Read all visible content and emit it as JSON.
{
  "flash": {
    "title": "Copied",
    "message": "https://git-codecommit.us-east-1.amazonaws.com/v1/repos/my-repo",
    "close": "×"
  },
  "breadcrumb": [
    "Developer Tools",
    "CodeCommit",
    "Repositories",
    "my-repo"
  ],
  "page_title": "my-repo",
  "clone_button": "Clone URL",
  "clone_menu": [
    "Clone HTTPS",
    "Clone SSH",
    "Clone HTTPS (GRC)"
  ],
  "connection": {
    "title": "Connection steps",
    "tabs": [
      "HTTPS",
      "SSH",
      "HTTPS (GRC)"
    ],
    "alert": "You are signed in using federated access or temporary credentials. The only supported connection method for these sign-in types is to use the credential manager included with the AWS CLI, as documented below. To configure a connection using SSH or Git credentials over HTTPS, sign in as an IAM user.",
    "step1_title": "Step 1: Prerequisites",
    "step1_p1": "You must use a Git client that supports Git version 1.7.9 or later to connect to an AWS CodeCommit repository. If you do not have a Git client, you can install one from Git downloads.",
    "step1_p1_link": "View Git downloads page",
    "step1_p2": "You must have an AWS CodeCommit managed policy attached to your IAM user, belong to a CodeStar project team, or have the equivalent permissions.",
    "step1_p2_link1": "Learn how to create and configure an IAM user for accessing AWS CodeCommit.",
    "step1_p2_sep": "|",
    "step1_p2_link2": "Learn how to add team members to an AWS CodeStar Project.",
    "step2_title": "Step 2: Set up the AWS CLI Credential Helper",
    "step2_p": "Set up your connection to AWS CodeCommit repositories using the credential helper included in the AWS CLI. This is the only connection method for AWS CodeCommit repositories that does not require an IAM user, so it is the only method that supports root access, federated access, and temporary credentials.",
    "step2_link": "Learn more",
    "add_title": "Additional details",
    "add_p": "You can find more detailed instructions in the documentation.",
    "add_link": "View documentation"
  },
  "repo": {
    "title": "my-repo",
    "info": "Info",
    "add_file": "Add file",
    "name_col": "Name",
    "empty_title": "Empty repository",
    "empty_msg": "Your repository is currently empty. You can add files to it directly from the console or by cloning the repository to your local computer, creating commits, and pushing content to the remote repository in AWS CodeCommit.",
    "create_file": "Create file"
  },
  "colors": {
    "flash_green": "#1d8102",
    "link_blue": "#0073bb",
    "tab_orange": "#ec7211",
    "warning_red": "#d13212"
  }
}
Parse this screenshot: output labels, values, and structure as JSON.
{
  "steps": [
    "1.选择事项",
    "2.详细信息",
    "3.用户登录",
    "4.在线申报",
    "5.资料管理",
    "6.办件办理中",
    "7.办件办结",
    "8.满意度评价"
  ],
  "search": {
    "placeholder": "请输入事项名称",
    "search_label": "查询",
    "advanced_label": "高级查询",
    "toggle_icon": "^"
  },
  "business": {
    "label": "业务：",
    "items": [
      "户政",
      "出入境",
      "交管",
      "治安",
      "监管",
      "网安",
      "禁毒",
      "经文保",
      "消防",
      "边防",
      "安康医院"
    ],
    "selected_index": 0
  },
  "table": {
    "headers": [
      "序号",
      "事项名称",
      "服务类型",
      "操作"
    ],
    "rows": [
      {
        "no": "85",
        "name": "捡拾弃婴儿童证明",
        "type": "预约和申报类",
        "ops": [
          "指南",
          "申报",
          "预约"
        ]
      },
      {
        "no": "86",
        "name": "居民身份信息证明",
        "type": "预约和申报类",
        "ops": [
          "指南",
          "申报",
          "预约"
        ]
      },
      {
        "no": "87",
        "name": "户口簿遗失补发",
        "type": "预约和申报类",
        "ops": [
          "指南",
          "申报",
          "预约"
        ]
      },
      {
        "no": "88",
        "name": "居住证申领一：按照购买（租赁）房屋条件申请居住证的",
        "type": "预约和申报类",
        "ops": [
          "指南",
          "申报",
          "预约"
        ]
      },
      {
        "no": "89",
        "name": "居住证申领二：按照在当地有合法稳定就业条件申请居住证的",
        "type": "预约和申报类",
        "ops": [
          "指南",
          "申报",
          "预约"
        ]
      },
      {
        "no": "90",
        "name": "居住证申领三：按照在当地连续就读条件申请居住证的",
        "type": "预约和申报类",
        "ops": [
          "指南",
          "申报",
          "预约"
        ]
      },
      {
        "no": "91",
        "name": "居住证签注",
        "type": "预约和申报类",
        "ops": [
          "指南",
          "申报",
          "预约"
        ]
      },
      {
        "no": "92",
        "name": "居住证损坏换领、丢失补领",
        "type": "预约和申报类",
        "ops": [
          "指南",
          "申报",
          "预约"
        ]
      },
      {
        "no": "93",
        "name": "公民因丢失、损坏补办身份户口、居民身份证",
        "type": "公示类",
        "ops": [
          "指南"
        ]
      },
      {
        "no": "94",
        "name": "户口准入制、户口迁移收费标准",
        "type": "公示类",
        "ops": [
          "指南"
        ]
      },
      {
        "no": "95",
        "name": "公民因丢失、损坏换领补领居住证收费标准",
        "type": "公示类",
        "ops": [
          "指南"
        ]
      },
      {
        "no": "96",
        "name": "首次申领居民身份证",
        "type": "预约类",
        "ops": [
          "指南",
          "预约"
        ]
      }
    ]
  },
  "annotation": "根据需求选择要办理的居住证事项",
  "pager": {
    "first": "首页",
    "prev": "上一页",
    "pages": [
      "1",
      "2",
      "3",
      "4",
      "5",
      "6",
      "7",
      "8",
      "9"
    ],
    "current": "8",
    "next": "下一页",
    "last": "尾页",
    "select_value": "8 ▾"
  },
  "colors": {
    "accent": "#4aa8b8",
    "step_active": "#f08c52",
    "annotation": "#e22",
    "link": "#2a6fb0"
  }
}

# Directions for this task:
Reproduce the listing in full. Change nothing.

# Task response:
Read all visible content and emit it as JSON.
{
  "flash": {
    "title": "Copied",
    "message": "https://git-codecommit.us-east-1.amazonaws.com/v1/repos/my-repo",
    "close": "×"
  },
  "breadcrumb": [
    "Developer Tools",
    "CodeCommit",
    "Repositories",
    "my-repo"
  ],
  "page_title": "my-repo",
  "clone_button": "Clone URL",
  "clone_menu": [
    "Clone HTTPS",
    "Clone SSH",
    "Clone HTTPS (GRC)"
  ],
  "connection": {
    "title": "Connection steps",
    "tabs": [
      "HTTPS",
      "SSH",
      "HTTPS (GRC)"
    ],
    "alert": "You are signed in using federated access or temporary credentials. The only supported connection method for these sign-in types is to use the credential manager included with the AWS CLI, as documented below. To configure a connection using SSH or Git credentials over HTTPS, sign in as an IAM user.",
    "step1_title": "Step 1: Prerequisites",
    "step1_p1": "You must use a Git client that supports Git version 1.7.9 or later to connect to an AWS CodeCommit repository. If you do not have a Git client, you can install one from Git downloads.",
    "step1_p1_link": "View Git downloads page",
    "step1_p2": "You must have an AWS CodeCommit managed policy attached to your IAM user, belong to a CodeStar project team, or have the equivalent permissions.",
    "step1_p2_link1": "Learn how to create and configure an IAM user for accessing AWS CodeCommit.",
    "step1_p2_sep": "|",
    "step1_p2_link2": "Learn how to add team members to an AWS CodeStar Project.",
    "step2_title": "Step 2: Set up the AWS CLI Credential Helper",
    "step2_p": "Set up your connection to AWS CodeCommit repositories using the credential helper included in the AWS CLI. This is the only connection method for AWS CodeCommit repositories that does not require an IAM user, so it is the only method that supports root access, federated access, and temporary credentials.",
    "step2_link": "Learn more",
    "add_title": "Additional details",
    "add_p": "You can find more detailed instructions in the documentation.",
    "add_link": "View documentation"
  },
  "repo": {
    "title": "my-repo",
    "info": "Info",
    "add_file": "Add file",
    "name_col": "Name",
    "empty_title": "Empty repository",
    "empty_msg": "Your repository is currently empty. You can add files to it directly from the console or by cloning the repository to your local computer, creating commits, and pushing content to the remote repository in AWS CodeCommit.",
    "create_file": "Create file"
  },
  "colors": {
    "flash_green": "#1d8102",
    "link_blue": "#0073bb",
    "tab_orange": "#ec7211",
    "warning_red": "#d13212"
  }
}
Parse this screenshot: output labels, values, and structure as JSON.
{
  "steps": [
    "1.选择事项",
    "2.详细信息",
    "3.用户登录",
    "4.在线申报",
    "5.资料管理",
    "6.办件办理中",
    "7.办件办结",
    "8.满意度评价"
  ],
  "search": {
    "placeholder": "请输入事项名称",
    "search_label": "查询",
    "advanced_label": "高级查询",
    "toggle_icon": "^"
  },
  "business": {
    "label": "业务：",
    "items": [
      "户政",
      "出入境",
      "交管",
      "治安",
      "监管",
      "网安",
      "禁毒",
      "经文保",
      "消防",
      "边防",
      "安康医院"
    ],
    "selected_index": 0
  },
  "table": {
    "headers": [
      "序号",
      "事项名称",
      "服务类型",
      "操作"
    ],
    "rows": [
      {
        "no": "85",
        "name": "捡拾弃婴儿童证明",
        "type": "预约和申报类",
        "ops": [
          "指南",
          "申报",
          "预约"
        ]
      },
      {
        "no": "86",
        "name": "居民身份信息证明",
        "type": "预约和申报类",
        "ops": [
          "指南",
          "申报",
          "预约"
        ]
      },
      {
        "no": "87",
        "name": "户口簿遗失补发",
        "type": "预约和申报类",
        "ops": [
          "指南",
          "申报",
          "预约"
        ]
      },
      {
        "no": "88",
        "name": "居住证申领一：按照购买（租赁）房屋条件申请居住证的",
        "type": "预约和申报类",
        "ops": [
          "指南",
          "申报",
          "预约"
        ]
      },
      {
        "no": "89",
        "name": "居住证申领二：按照在当地有合法稳定就业条件申请居住证的",
        "type": "预约和申报类",
        "ops": [
          "指南",
          "申报",
          "预约"
        ]
      },
      {
        "no": "90",
        "name": "居住证申领三：按照在当地连续就读条件申请居住证的",
        "type": "预约和申报类",
        "ops": [
          "指南",
          "申报",
          "预约"
        ]
      },
      {
        "no": "91",
        "name": "居住证签注",
        "type": "预约和申报类",
        "ops": [
          "指南",
          "申报",
          "预约"
        ]
      },
      {
        "no": "92",
        "name": "居住证损坏换领、丢失补领",
        "type": "预约和申报类",
        "ops": [
          "指南",
          "申报",
          "预约"
        ]
      },
      {
        "no": "93",
        "name": "公民因丢失、损坏补办身份户口、居民身份证",
        "type": "公示类",
        "ops": [
          "指南"
        ]
      },
      {
        "no": "94",
        "name": "户口准入制、户口迁移收费标准",
        "type": "公示类",
        "ops": [
          "指南"
        ]
      },
      {
        "no": "95",
        "name": "公民因丢失、损坏换领补领居住证收费标准",
        "type": "公示类",
        "ops": [
          "指南"
        ]
      },
      {
        "no": "96",
        "name": "首次申领居民身份证",
        "type": "预约类",
        "ops": [
          "指南",
          "预约"
        ]
      }
    ]
  },
  "annotation": "根据需求选择要办理的居住证事项",
  "pager": {
    "first": "首页",
    "prev": "上一页",
    "pages": [
      "1",
      "2",
      "3",
      "4",
      "5",
      "6",
      "7",
      "8",
      "9"
    ],
    "current": "8",
    "next": "下一页",
    "last": "尾页",
    "select_value": "8 ▾"
  },
  "colors": {
    "accent": "#4aa8b8",
    "step_active": "#f08c52",
    "annotation": "#e22",
    "link": "#2a6fb0"
  }
}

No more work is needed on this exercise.